In defending a multi-million dollar claim, we recently convinced a federal district court judge in the Third Circuit to apply judicial estoppel against a Jones Act seaman. In that matter, a tug boat captain had filed a suit in which he alleged that an unseaworthy condition aboard his employer’s tugboat had caused injuries to his shoulder and back that would permanently disable him from all future maritime employment. During discovery, records were obtained from various sources pertaining to several previous Jones Act suits that the plaintiff had filed over his career. In those files, we located a 19-year old pretrial statement in which the plaintiff (via his counsel) had alleged that he had injured his back so severely that he would never again work as a mariner. In deposition, the plaintiff admitted to having settled that case for a significant sum.
We also obtained the plaintiff’s U.S. Coast Guard file, which contained copies of applications for renewal of his license. Each of the license renewal applications was accompanied by a declaration co-signed by the plaintiff and his family doctor to the effect that the plaintiff was currently physically capable of performing the duties of a mariner. Notably, the plaintiff’s most recent renewal application had been submitted ten months after the occurrence of the injury at issue in the current lawsuit, at a time when he was submitting Unfit for Duty slips to, and collecting maintenance and cure from, our client.
Armed with this evidence, we filed a motion for summary judgment asserting a two-pronged judicial estoppel argument. We first argued that the plaintiff could not have experienced a maritime career-ending injury twice. Because he had filed a statement with another federal court in 1993 claiming to have been permanently disabled from maritime work, he should be barred from seeking a second recovery for his future lost earnings. In the alternative, we argued that the declaration of medical fitness most recently submitted to the Coast Guard was directly contradictory to the claim of disability being made in his current Jones Act case, so he should be precluded from collecting damages for any prospective lost earnings after the date of his Coast Guard declaration.

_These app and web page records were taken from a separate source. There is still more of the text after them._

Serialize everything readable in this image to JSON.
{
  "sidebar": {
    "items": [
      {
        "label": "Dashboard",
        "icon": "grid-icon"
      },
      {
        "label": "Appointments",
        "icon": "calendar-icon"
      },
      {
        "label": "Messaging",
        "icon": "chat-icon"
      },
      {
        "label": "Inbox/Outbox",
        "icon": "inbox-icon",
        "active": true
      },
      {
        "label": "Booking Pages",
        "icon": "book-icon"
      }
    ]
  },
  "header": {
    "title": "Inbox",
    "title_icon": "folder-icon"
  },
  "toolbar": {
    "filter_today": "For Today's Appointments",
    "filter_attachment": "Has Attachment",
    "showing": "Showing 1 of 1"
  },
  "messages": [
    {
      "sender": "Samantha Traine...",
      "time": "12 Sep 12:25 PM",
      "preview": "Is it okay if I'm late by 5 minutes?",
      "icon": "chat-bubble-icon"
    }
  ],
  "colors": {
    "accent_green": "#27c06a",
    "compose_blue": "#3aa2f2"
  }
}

Though not willing to preclude the plaintiff’s entire claim based on the 19-year old pretrial statement (due primarily to some potential ambiguity that would require consideration by a jury), the court did apply judicial estoppel based upon the inconsistent medical declaration made to the Coast Guard. The court found that the plaintiff was well aware of the inconsistency between his declaration to the Coast Guard and his position in the lawsuit and had provided no reasonable explanation. Therefore, a presumption of bad faith was appropriate and the imposition of judicial estoppel was necessary to prevent the perpetration of a fraud upon our client by means of the lawsuit.
A Practical Tip for Defending Jones Act and LHWCA Claims
We recommend digging deep during discovery by requesting access to any type of records in which a plaintiff may have made a statement about his physical or mental condition. Some areas to consider are the files of attorneys involved in prior lawsuits, documents in the possession of state and/or federal agencies that pertain to a plaintiff’s licensure, and insurance company files pertaining to applications for coverage or claims for disability benefits. Those sources of information may contain proof that a plaintiff made a statement or took a position that is contrary to a position being put forward in his pending lawsuit. If a past contradictory statement made by or on behalf of a plaintiff can be located via thorough, diligent, and creative discovery, it can be the basis of a strong motion for the invocation of the doctrine of judicial estoppel.